▶ **How to complete this task**: The expected output is each line below containing "arrow", copied in full.

:::

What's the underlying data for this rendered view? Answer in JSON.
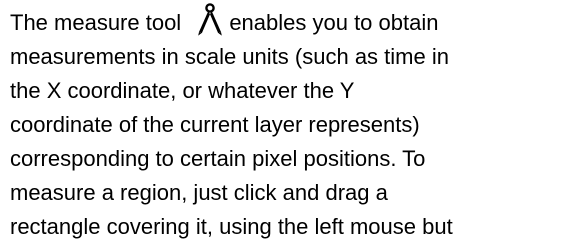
{
  "paragraph": {
    "lines": [
      {
        "before_icon": "The measure tool ",
        "after_icon": "enables you to obtain"
      },
      "measurements in scale units (such as time in",
      "the X coordinate, or whatever the Y",
      "coordinate of the current layer represents)",
      "corresponding to certain pixel positions. To",
      "measure a region, just click and drag a",
      "rectangle covering it, using the left mouse but"
    ],
    "icon": "measure-tool-compass-icon"
  }
}
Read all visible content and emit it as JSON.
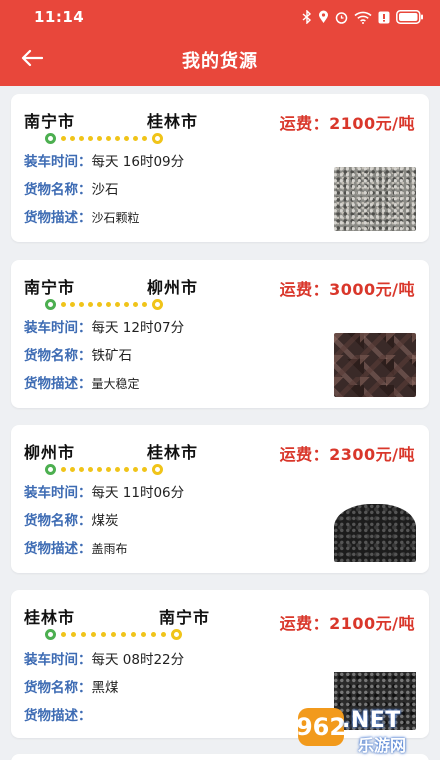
{
  "status_bar": {
    "time": "11:14",
    "icons": [
      "bluetooth-icon",
      "location-icon",
      "alarm-icon",
      "wifi-icon",
      "notification-icon",
      "battery-icon"
    ]
  },
  "header": {
    "title": "我的货源",
    "back_icon": "arrow-left-icon"
  },
  "colors": {
    "header_bg": "#e8473b",
    "fare": "#d9372b",
    "label": "#3d6bb3",
    "route_start": "#4caf50",
    "route_dots": "#f0c419"
  },
  "labels": {
    "load_time": "装车时间：",
    "cargo_name": "货物名称：",
    "cargo_desc": "货物描述："
  },
  "cards": [
    {
      "from": "南宁市",
      "to": "桂林市",
      "fare": "运费：2100元/吨",
      "load_time": "每天 16时09分",
      "cargo_name": "沙石",
      "cargo_desc": "沙石颗粒",
      "image": "gravel-photo"
    },
    {
      "from": "南宁市",
      "to": "柳州市",
      "fare": "运费：3000元/吨",
      "load_time": "每天 12时07分",
      "cargo_name": "铁矿石",
      "cargo_desc": "量大稳定",
      "image": "iron-ore-photo"
    },
    {
      "from": "柳州市",
      "to": "桂林市",
      "fare": "运费：2300元/吨",
      "load_time": "每天 11时06分",
      "cargo_name": "煤炭",
      "cargo_desc": "盖雨布",
      "image": "coal-pile-photo"
    },
    {
      "from": "桂林市",
      "to": "南宁市",
      "fare": "运费：2100元/吨",
      "load_time": "每天 08时22分",
      "cargo_name": "黑煤",
      "cargo_desc": "",
      "image": "black-coal-photo"
    }
  ],
  "watermark": {
    "number": "962",
    "suffix": ".NET",
    "site": "乐游网"
  }
}
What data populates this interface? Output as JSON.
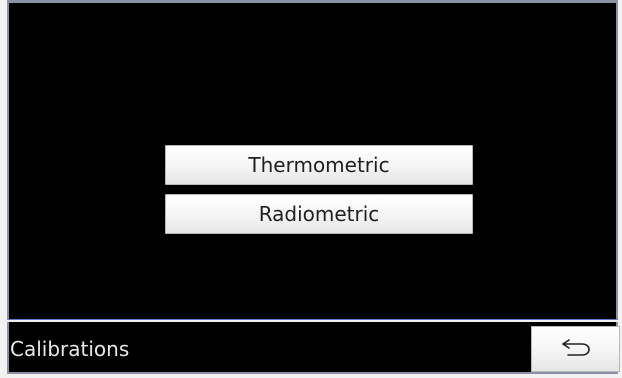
{
  "menu": {
    "buttons": [
      {
        "label": "Thermometric"
      },
      {
        "label": "Radiometric"
      }
    ]
  },
  "footer": {
    "title": "Calibrations",
    "back_icon": "back-arrow-icon"
  },
  "colors": {
    "background": "#000000",
    "button_face": "#f5f5f5",
    "text_light": "#e8e8e8",
    "frame": "#8a93a6"
  }
}
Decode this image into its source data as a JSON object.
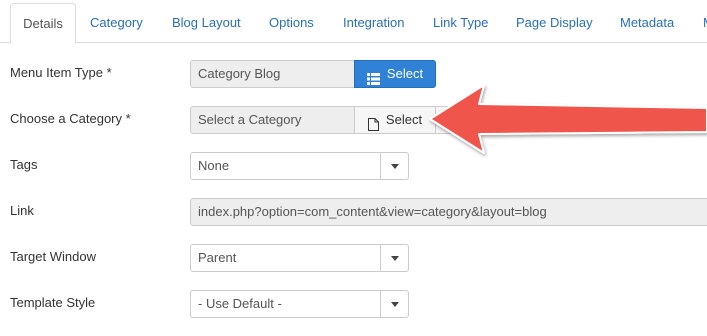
{
  "tabs": [
    {
      "label": "Details",
      "active": true
    },
    {
      "label": "Category",
      "active": false
    },
    {
      "label": "Blog Layout",
      "active": false
    },
    {
      "label": "Options",
      "active": false
    },
    {
      "label": "Integration",
      "active": false
    },
    {
      "label": "Link Type",
      "active": false
    },
    {
      "label": "Page Display",
      "active": false
    },
    {
      "label": "Metadata",
      "active": false
    },
    {
      "label": "M",
      "active": false
    }
  ],
  "form": {
    "menu_item_type": {
      "label": "Menu Item Type *",
      "value": "Category Blog",
      "button_label": "Select",
      "button_icon": "list-icon"
    },
    "choose_category": {
      "label": "Choose a Category *",
      "placeholder": "Select a Category",
      "button_label": "Select",
      "button_icon": "file-icon"
    },
    "tags": {
      "label": "Tags",
      "value": "None"
    },
    "link": {
      "label": "Link",
      "value": "index.php?option=com_content&view=category&layout=blog"
    },
    "target_window": {
      "label": "Target Window",
      "value": "Parent"
    },
    "template_style": {
      "label": "Template Style",
      "value": "- Use Default -"
    }
  },
  "colors": {
    "accent": "#2f82d6",
    "tab_link": "#2a6fb7",
    "arrow": "#f0544b"
  }
}
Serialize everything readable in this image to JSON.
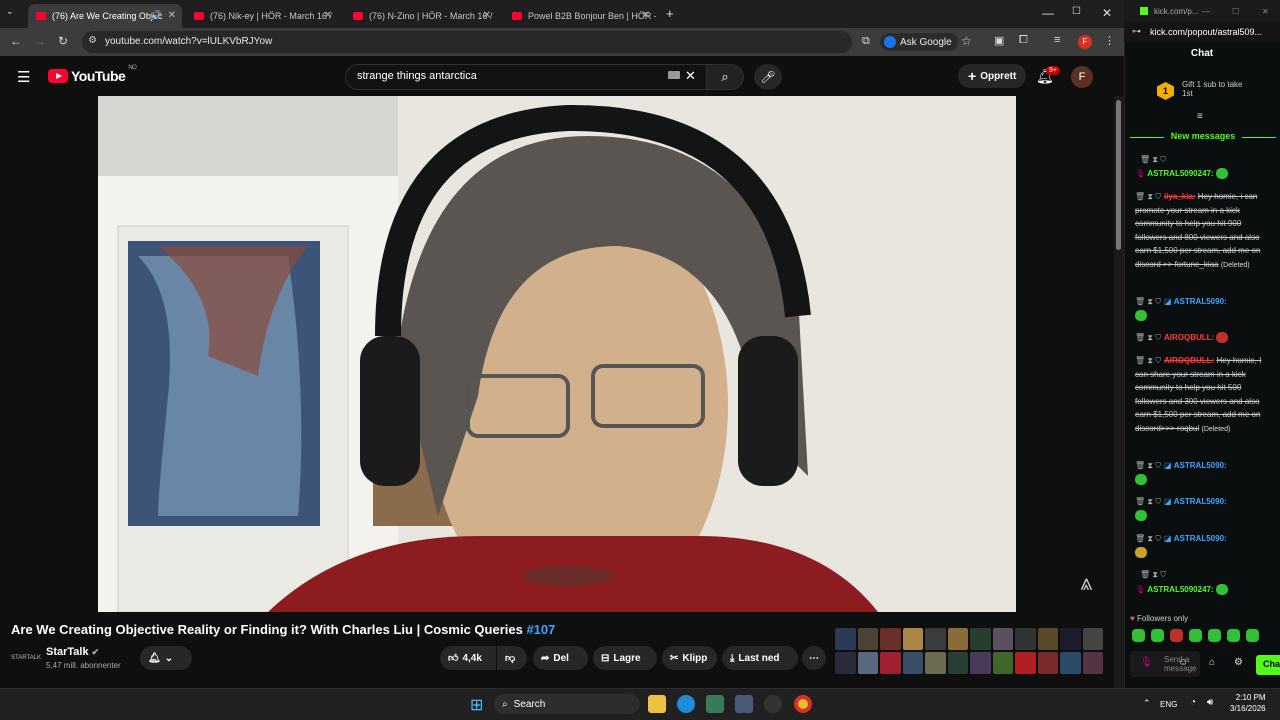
{
  "browser": {
    "tabs": [
      {
        "label": "(76) Are We Creating Objec",
        "active": true
      },
      {
        "label": "(76) Nik-ey | HÖR - March 16 /",
        "active": false
      },
      {
        "label": "(76) N-Zino | HÖR - March 16 /",
        "active": false
      },
      {
        "label": "Powel B2B Bonjour Ben | HÖR -",
        "active": false
      }
    ],
    "url": "youtube.com/watch?v=lULKVbRJYow",
    "ask_google": "Ask Google",
    "profile_initial": "F"
  },
  "youtube": {
    "logo_text": "YouTube",
    "logo_region": "NO",
    "search_value": "strange things antarctica",
    "create_label": "Opprett",
    "notif_count": "9+",
    "avatar_initial": "F"
  },
  "video": {
    "title": "Are We Creating Objective Reality or Finding it? With Charles Liu | Cosmic Queries ",
    "hashtag": "#107",
    "channel_avatar_text": "STARTALK",
    "channel_name": "StarTalk",
    "subscribers": "5,47 mill. abonnenter",
    "likes": "4,4k",
    "share_label": "Del",
    "save_label": "Lagre",
    "clip_label": "Klipp",
    "download_label": "Last ned"
  },
  "kick": {
    "window_title": "kick.com/p...",
    "url": "kick.com/popout/astral509...",
    "chat_label": "Chat",
    "gift_badge": "1",
    "gift_text_line1": "Gift 1 sub to take",
    "gift_text_line2": "1st",
    "new_messages": "New messages",
    "messages": [
      {
        "user": "ASTRAL5090247:",
        "color": "#53fc18",
        "text": "",
        "deleted": false
      },
      {
        "user": "iiya_kia:",
        "color": "#ff3b3b",
        "text": "Hey homie, i can promote your stream in a kick community to help you hit 900 followers and 800 viewers and also earn $1,500 per stream, add me on discord >> fortune_kiaa",
        "deleted": true,
        "deleted_tag": "(Deleted)"
      },
      {
        "user": "ASTRAL5090:",
        "color": "#3ea6ff",
        "text": "",
        "deleted": false
      },
      {
        "user": "AIROQBULL:",
        "color": "#ff3b3b",
        "text": "",
        "deleted": false
      },
      {
        "user": "AIROQBULL:",
        "color": "#ff3b3b",
        "text": "Hey homie, I can share your stream in a kick community to help you hit 500 followers and 300 viewers and also earn $1,500 per stream, add me on discord>>> roqbul",
        "deleted": true,
        "deleted_tag": "(Deleted)"
      },
      {
        "user": "ASTRAL5090:",
        "color": "#3ea6ff",
        "text": "",
        "deleted": false
      },
      {
        "user": "ASTRAL5090:",
        "color": "#3ea6ff",
        "text": "",
        "deleted": false
      },
      {
        "user": "ASTRAL5090:",
        "color": "#3ea6ff",
        "text": "",
        "deleted": false
      },
      {
        "user": "ASTRAL5090247:",
        "color": "#53fc18",
        "text": "",
        "deleted": false
      }
    ],
    "followers_only": "Followers only",
    "send_placeholder": "Send a message",
    "chat_button": "Cha"
  },
  "taskbar": {
    "search_label": "Search",
    "lang": "ENG",
    "time": "2:10 PM",
    "date": "3/16/2026"
  },
  "colors": {
    "kick_green": "#53fc18",
    "yt_red": "#ff0033"
  }
}
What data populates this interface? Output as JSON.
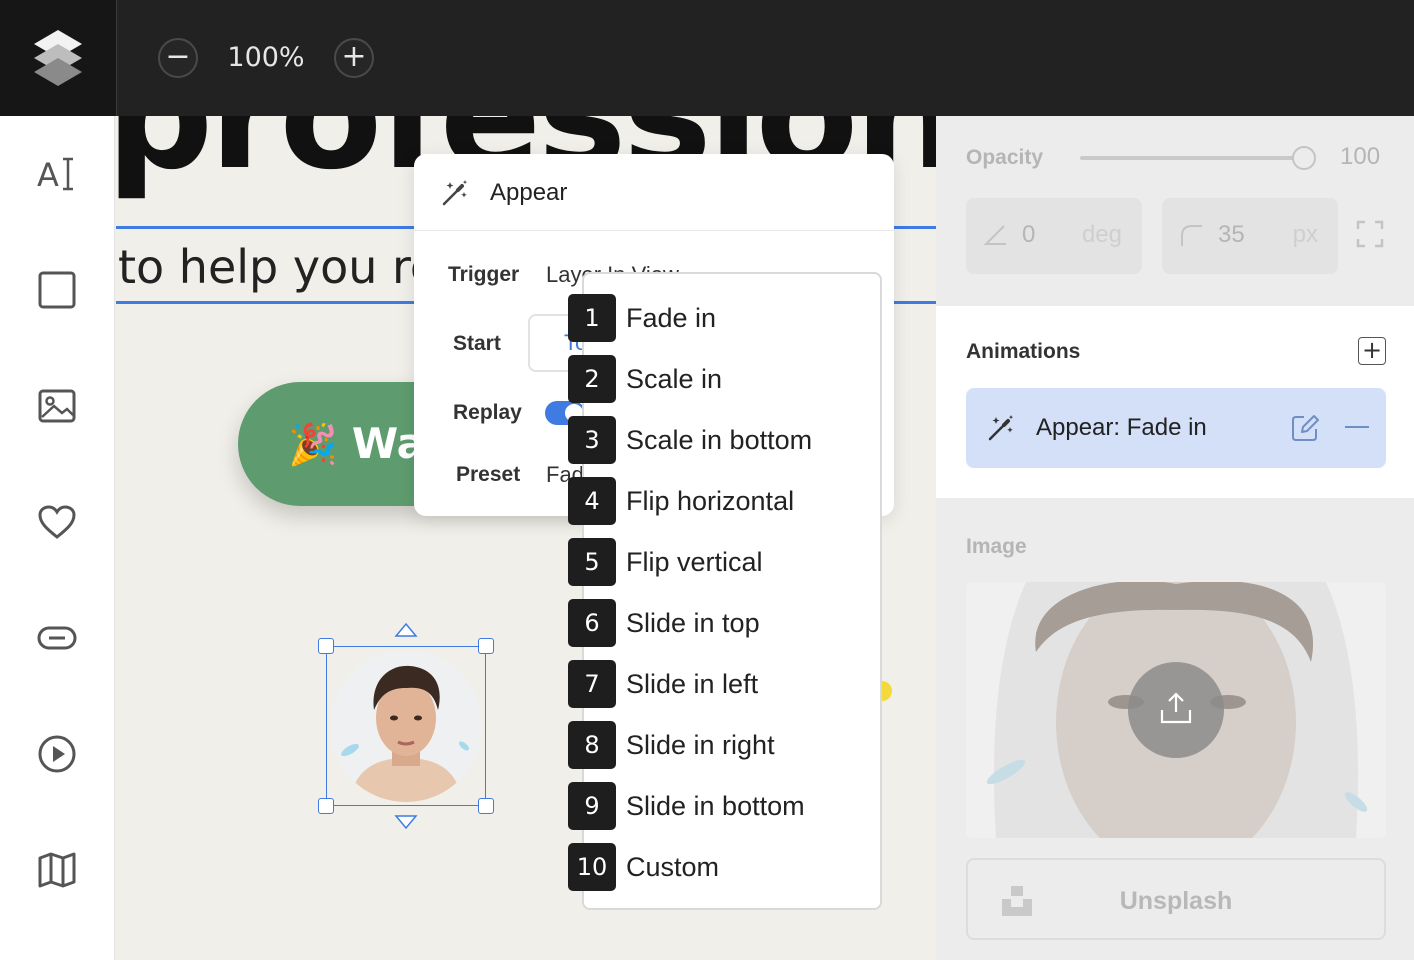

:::

▶ **Response below**:
    "back_icon": "arrow-left-icon"
    "back_icon": "back-arrow-icon"
    "arrow": "#f0544b"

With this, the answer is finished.